RFB was playing at BB King’s in NYC and I was “working the room” because it was a Monday night and I realized everyone there was there because they wanted to be there and I was just saying “hello” to each table. The last table I came to I introduced myself and was told they had been invited by my manager, David Spero and that they were interested in signing the project! The rest is history. They did suggest a different cover than the one I had and wanted to come up with something that worked with the “title” song – Hand In Hand. Truthfully, every idea fell flat and I was getting worried. We were having long distance communication with the various ideas, finally, the photo which is on the cover was suggested. The folks at EOne had seen it on a FaceBook post I had done previously and suggested it – when I saw it, it just spoke of everything I was looking for! Nancy and I have been married for 48 years and are still going hand in hand to this day – more in lve than the day we met and, as the song says “yesterday may have come and gone, but hand in hand we keep going on and on”. I have been blessed with my bride who has stood along side me through all of the ups and downs of life and that photo just “said it all”!

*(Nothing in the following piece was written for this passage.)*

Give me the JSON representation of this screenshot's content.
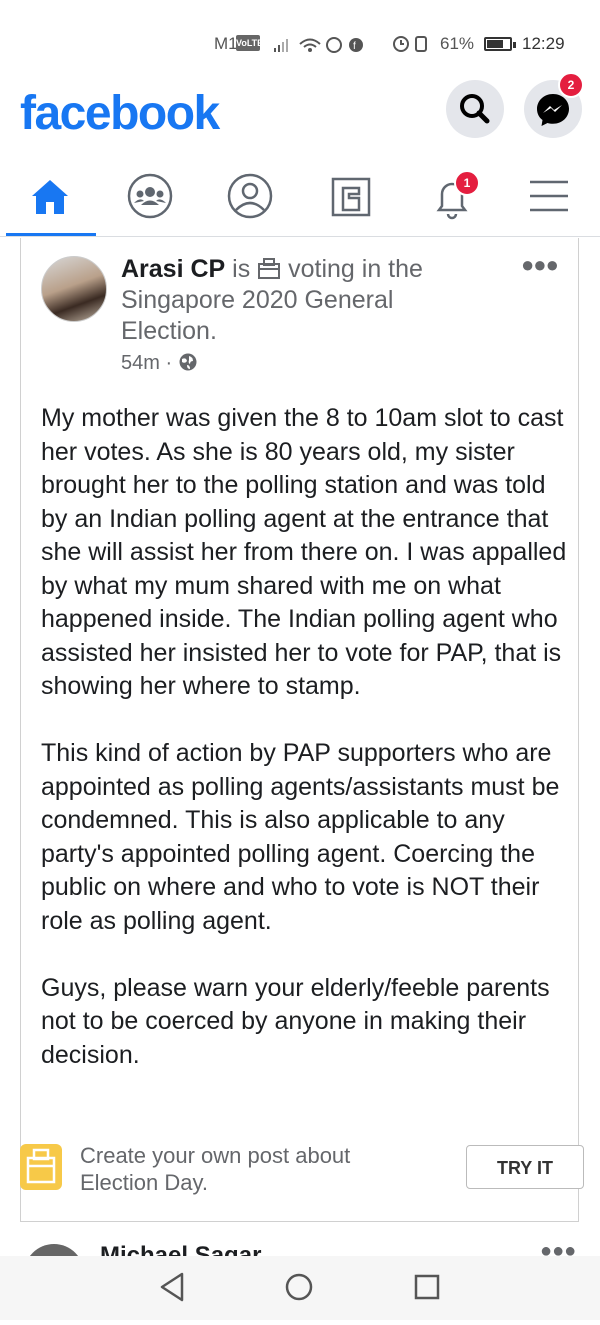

What memories do you have of the Poco reunion at the end of the 80’s and of Buffalo Springfield reunion in 2011?

They were both wonderful opportunities to get together with friends that I made music with. I have been blessed to have shared the stage with some of the greatest musicians of our generation and to get together for a moment in time was an awesome experience. At the time, everyone had pretty much said and done it all and there were no presumptions in either situation – we just came together and showed we could do it – even so many years later. So often “reunions” just fall flat and don’t have the same excitement – but I have to say in both cases – this wasn’t the case; it was as exciting and fun for each of us involved as it was for the audiences who never thought they’d see such a reunion.

For Poco, I think having George Grantham join was the highlight – had had a stroke several years earlier and that he was able to join us on stage and sing with us, well, it was “one of those moments” for everyone on both side of the stage. As for Buffalo Springfield, certainly it was a challenge to see how things would go without Bruce or Dewey who had both passed away – it was soon put to rest with Joe and Rick (who has since passed on himself) who carried the weight of a fantastic rhythm section and, for Stephen, Neil and me – well, that 40 years had passed since we played together – it was a satisfying way to put an exclamation point on that part of our career!

You did not lose your creativity. How did you manage to do that after all these years in the music business?

Thank you. I have always taken pride in doing the very best I can – with integrity or don’t do it at all! I have tried to maintain a standard of creativity while being honest with myself whether or not I’m true to it. I really thought when I wrote the my songs for Hand In Hand that I had done that and so I pursued seeing it through. I hope I can continue to that should another collection of songs come my way!


Share this interview: Bookmark and Share



Boris Plantier